The only way to bring them down is to raise your physical damage deductibles. Unfortunately, with most leasing companies, high deductibles aren’t an option.

If you are planning on leasing a car, it’s important to price the cost of insurance first. Insurance is something that you must buy and maintain, so you need to budget accordingly.

What are additional leased auto insurance coverage options?

In addition to full coverage insurance and GAP insurance, you may want to consider additional coverage options to make sure you have enough insurance coverage on your leased vehicle.

Other types of auto insurance coverage that may be mandatory in your state or wise to consider include:

  • Bodily Injury Liability – Most states make this type of coverage a legal requirement of all drivers. In the event that you cause an accident and someone else is hurt or killed, this coverage is extremely valuable
  • Property Damage Liability – This coverage is for situations where you are again at fault, but damage or ruin the property of someone else. In most cases, it is a vehicle, but it could also be utility poles, trees, or garage doors. It is also mandated in most states
  • Uninsured/Underinsured Motorist – If you are hit by a driver who does not have auto insurance or is not adequately covered, this coverage is essential, which is why many states require it of their drivers. You are allowed to purchase more than the required amount, however, many drivers elect to purchase greater amounts of collision and comprehensive coverage instead
  • Medical Payments – If you or one of your passengers are injured in an accident and need medical care, it will be covered under the medical payments coverage part of your auto insurance policy. This coverage is accessible no matter who is at fault for the accident and some states may legally require it

Be sure to shop around and compare leased vehicle insurance rates from many companies.

No matter what coverages you choose, you need to get multiple quotes to make sure you are getting the best deal. Compare quotes today on coverage for your leased car.
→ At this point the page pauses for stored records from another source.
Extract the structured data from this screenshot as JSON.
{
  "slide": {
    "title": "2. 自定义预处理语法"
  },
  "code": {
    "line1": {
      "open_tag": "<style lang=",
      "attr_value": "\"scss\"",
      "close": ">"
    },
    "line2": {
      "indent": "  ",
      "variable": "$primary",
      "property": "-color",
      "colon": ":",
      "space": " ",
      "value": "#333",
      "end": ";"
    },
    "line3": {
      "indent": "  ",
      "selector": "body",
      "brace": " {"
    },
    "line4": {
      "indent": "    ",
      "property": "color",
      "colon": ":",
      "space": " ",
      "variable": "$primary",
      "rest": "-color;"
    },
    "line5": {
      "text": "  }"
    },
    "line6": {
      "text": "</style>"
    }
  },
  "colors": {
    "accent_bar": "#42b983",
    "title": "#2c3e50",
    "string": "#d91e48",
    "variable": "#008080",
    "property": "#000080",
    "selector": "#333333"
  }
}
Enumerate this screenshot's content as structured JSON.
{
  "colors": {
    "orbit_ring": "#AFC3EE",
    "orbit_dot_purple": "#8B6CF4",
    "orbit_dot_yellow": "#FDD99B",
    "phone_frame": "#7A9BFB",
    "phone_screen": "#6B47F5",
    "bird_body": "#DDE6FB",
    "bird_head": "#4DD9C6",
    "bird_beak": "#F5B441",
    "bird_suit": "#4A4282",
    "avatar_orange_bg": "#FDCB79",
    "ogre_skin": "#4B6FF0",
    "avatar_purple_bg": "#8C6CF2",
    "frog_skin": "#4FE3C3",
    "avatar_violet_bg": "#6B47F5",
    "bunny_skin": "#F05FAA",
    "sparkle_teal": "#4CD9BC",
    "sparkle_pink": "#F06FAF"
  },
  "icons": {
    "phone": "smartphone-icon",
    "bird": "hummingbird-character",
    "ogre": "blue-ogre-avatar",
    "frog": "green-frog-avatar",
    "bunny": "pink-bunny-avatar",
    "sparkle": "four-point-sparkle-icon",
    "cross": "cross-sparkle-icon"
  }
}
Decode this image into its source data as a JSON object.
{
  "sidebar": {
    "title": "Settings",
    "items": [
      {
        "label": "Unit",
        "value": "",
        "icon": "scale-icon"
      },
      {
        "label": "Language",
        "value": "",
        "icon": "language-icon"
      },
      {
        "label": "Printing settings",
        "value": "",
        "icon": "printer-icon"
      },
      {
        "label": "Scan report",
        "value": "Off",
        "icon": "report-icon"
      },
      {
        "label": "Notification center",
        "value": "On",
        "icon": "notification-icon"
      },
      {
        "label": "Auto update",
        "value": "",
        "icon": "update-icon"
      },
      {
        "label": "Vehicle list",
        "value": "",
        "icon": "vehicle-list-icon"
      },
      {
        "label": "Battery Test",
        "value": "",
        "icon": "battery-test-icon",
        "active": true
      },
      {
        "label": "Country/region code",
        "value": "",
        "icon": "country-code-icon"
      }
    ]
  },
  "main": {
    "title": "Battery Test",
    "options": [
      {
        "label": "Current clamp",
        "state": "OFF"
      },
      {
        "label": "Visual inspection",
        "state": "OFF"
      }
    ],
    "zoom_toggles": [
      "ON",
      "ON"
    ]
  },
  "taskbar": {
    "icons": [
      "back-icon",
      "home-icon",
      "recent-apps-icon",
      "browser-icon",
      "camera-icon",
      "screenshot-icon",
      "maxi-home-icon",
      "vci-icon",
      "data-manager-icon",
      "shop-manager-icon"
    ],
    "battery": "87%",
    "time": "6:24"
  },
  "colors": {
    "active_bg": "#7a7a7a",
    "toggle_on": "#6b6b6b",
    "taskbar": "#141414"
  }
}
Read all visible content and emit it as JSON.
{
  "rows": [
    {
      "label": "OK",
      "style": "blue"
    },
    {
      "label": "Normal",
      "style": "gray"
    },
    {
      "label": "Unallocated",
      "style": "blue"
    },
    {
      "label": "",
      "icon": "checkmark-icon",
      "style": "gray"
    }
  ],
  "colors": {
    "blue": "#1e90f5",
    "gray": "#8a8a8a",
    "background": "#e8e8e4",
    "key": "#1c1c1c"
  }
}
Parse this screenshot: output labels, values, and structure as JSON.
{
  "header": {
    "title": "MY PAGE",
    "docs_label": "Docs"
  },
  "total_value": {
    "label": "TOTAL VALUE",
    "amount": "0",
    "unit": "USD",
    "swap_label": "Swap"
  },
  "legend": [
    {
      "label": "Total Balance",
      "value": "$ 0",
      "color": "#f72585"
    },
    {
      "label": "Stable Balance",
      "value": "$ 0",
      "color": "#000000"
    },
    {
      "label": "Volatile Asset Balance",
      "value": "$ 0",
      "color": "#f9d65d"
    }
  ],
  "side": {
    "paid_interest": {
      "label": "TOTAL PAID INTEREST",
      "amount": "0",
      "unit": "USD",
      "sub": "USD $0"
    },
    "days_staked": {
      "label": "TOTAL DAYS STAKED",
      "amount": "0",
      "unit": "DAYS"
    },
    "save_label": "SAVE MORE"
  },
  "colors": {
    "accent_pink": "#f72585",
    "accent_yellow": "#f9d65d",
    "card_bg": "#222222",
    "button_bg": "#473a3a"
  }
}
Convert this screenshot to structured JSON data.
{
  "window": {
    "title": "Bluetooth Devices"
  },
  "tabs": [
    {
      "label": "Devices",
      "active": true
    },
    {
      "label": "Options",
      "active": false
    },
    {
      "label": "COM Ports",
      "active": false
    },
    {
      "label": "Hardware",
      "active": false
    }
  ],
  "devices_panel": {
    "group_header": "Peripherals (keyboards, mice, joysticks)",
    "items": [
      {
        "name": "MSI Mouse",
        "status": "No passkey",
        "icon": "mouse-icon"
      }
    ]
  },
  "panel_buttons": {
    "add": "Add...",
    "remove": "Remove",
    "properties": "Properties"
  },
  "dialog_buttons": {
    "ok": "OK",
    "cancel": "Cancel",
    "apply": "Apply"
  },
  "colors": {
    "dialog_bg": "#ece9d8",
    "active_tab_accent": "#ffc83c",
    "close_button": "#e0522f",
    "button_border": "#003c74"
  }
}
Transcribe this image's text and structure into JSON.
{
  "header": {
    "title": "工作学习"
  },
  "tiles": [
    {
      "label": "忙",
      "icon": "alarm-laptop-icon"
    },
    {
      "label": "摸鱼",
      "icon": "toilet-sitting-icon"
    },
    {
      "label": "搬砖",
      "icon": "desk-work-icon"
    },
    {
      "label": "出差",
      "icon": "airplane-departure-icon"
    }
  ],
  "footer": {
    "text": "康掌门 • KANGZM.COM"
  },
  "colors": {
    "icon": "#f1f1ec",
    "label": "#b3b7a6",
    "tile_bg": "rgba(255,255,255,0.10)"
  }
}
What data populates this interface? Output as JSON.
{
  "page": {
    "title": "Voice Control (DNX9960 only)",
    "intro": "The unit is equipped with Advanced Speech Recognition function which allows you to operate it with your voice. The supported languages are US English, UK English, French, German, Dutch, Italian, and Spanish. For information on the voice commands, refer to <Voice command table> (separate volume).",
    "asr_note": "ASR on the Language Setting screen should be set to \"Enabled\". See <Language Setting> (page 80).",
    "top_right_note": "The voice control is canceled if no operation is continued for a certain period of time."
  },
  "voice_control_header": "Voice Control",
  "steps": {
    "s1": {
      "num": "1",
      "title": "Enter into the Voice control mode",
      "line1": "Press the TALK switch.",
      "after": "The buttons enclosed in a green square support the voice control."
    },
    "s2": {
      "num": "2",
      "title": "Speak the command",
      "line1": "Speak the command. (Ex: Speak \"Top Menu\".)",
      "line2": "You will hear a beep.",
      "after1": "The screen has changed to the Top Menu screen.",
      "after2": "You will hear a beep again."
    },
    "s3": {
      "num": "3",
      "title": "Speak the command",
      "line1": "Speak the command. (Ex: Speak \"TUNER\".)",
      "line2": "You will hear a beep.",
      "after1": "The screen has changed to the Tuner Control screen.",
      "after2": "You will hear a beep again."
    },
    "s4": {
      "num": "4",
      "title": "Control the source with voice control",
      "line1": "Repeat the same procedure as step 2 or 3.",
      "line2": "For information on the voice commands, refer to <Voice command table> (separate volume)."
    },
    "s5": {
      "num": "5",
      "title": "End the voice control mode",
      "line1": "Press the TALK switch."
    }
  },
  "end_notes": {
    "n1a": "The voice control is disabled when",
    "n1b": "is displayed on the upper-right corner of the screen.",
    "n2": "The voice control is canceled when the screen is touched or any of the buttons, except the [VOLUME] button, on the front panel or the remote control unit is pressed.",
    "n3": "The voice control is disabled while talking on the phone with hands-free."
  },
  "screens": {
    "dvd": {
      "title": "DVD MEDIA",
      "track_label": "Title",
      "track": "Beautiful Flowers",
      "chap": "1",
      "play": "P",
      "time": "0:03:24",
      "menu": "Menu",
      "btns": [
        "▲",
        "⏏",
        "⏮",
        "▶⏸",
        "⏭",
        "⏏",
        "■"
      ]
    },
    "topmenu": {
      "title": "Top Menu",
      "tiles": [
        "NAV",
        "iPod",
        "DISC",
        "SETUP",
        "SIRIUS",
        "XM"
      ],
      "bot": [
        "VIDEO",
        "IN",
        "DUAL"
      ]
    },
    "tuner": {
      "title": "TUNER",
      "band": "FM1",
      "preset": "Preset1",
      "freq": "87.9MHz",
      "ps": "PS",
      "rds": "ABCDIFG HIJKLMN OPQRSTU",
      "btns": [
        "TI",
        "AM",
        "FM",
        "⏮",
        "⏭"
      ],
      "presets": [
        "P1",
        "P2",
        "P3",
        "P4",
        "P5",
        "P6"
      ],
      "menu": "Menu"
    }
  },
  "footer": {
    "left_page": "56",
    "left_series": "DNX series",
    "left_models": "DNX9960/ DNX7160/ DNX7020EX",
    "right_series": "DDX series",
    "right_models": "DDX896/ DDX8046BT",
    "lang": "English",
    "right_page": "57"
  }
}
Frequently Asked Questions: Auto Insurance for a Leased Car

Here are a few more questions you may have. Let’s try to answer them.

Can you cancel insurance on a leased car?

You must carry full coverage on your leased vehicle. The only way you can cancel your insurance on a leased car is if you immediately replace it with a new policy.

How much should you put down on a car lease?

The average recommended down-payment on a leased vehicle is 20 percent of the purchase price.

FREE Auto Insurance Comparison

Compare quotes from the top auto insurance companies and save!

 Secured with SHA-256 Encryption